Research from Finland shows the value of feeding a high-quality protein to weanlings. Two groups of seven-month-old weanlings were fed the same timothy hay and oats, but different protein supplements. One group was fed a high-quality protein milk powder. The other group received a poorer-quality barley protein. Both diets met the energy and crude protein requirements of these foals. The study lasted five months until the foals were 12 months old.
The milk powder ration was higher in the amino acid's lysine and methionine than the barley protein. So, the high-quality protein group had a lysine intake of 17.8 grams from milk powder, compared to only seven grams from the low-quality protein barley per day. But, the total protein intake was not different between the two groups.
Protein quality influenced average daily gain.
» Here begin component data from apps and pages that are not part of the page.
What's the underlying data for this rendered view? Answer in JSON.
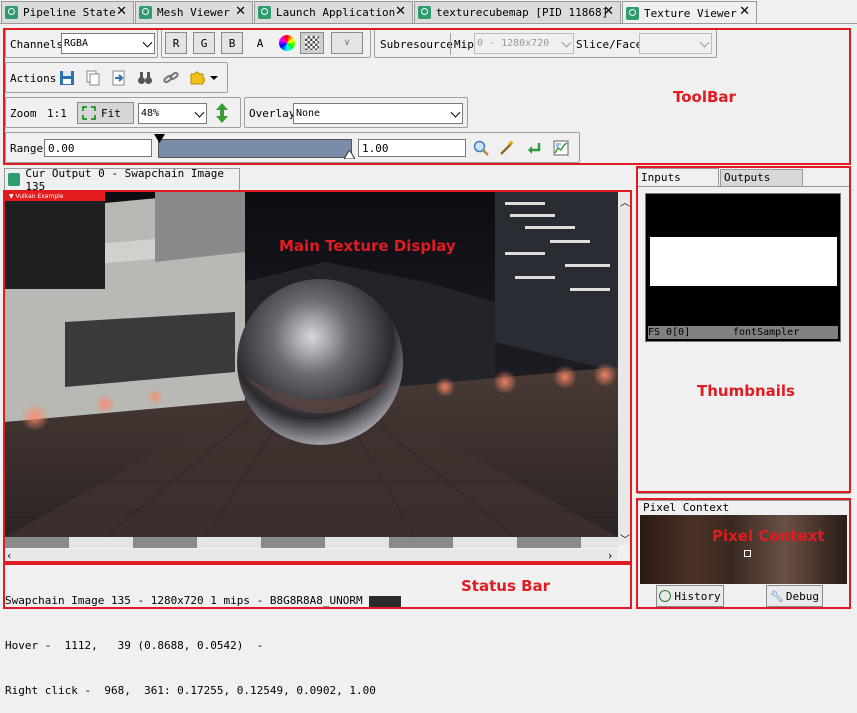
{
  "tabs": [
    {
      "label": "Pipeline State"
    },
    {
      "label": "Mesh Viewer"
    },
    {
      "label": "Launch Application"
    },
    {
      "label": "texturecubemap [PID 11868]"
    },
    {
      "label": "Texture Viewer"
    }
  ],
  "toolbar": {
    "channels_label": "Channels",
    "channels_value": "RGBA",
    "r": "R",
    "g": "G",
    "b": "B",
    "a": "A",
    "subresource_label": "Subresource",
    "mip_label": "Mip",
    "mip_value": "0 - 1280x720",
    "slice_label": "Slice/Face",
    "slice_value": "",
    "actions_label": "Actions",
    "zoom_label": "Zoom",
    "zoom_ratio": "1:1",
    "fit_label": "Fit",
    "zoom_value": "48%",
    "overlay_label": "Overlay",
    "overlay_value": "None",
    "range_label": "Range",
    "range_min": "0.00",
    "range_max": "1.00"
  },
  "texture_tab": {
    "label": "Cur Output 0 - Swapchain Image 135"
  },
  "overlay_window": {
    "title": "Vulkan Example"
  },
  "right_tabs": [
    {
      "label": "Inputs"
    },
    {
      "label": "Outputs"
    }
  ],
  "thumbnail": {
    "slot": "FS 0[0]",
    "name": "fontSampler"
  },
  "pixel_context": {
    "title": "Pixel Context",
    "history_label": "History",
    "debug_label": "Debug"
  },
  "status": {
    "line1": "Swapchain Image 135 - 1280x720 1 mips - B8G8R8A8_UNORM",
    "line2": "Hover -  1112,   39 (0.8688, 0.0542)  -",
    "line3": "Right click -  968,  361: 0.17255, 0.12549, 0.0902, 1.00"
  },
  "annotations": {
    "toolbar": "ToolBar",
    "main_texture": "Main Texture Display",
    "thumbnails": "Thumbnails",
    "pixel_context": "Pixel Context",
    "status_bar": "Status Bar"
  },
  "colors": {
    "annotation": "#e11b22",
    "tab_icon": "#2e9c6c"
  }
}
The foals fed the higher-quality protein gained about 0.3 pounds more per day than the foals fed the lower-quality protein.
The weanlings fed higher-quality protein had more growth of their longissimus dorsi muscle and the circumference of their cannon bone than those fed the lower-quality protein from seven to 10 months. Circumference of the forearm and body length were also slightly greater in the high-quality protein fed weanlings. The greater circumference of the forearm probably was due to an increase in muscle.
There was no difference in height nor chest width between the two groups. And, the quality of protein had no effect on closure of growth plates.
The blood level of the amino acids lysine, methioine, and valine were higher in the high-quality protein fed weanlings. Hemoglobin and packed cell volume were higher in high-quality protein fed weanlings, especially from weaning to 10 months, then declining afterwards.
The daily weight gains for the poor-quality weanlings were below normal. Increased weight gain, growth of the longissimus dorsi and cannon bone were due to a greater intake of essential amino acids and better use of the dietary protein.
Weanlings fed the high-quality protein received adequate lysine, while the weanlings receiving the poorer-quality protein did not provide adequate lysine. Lysine is the most growth-limiting amino acid for young, growing foals. An adequate intake of lysine reduces the crude protein needs.
Lysine has also been shown to increase bone density.
These results indicate that high-quality protein promotes proper weight gain as well as skeletal and muscular growth in weanlings. And, it is also good for the blood parameters and health of growing foals.
Some weanlings owner's use anabolic steroids thinking they will cause greater growth and muscling. But, weanling owners should feed a balanced ration with high-quality protein and avoid anabolic steroids, which have severe negative side effects.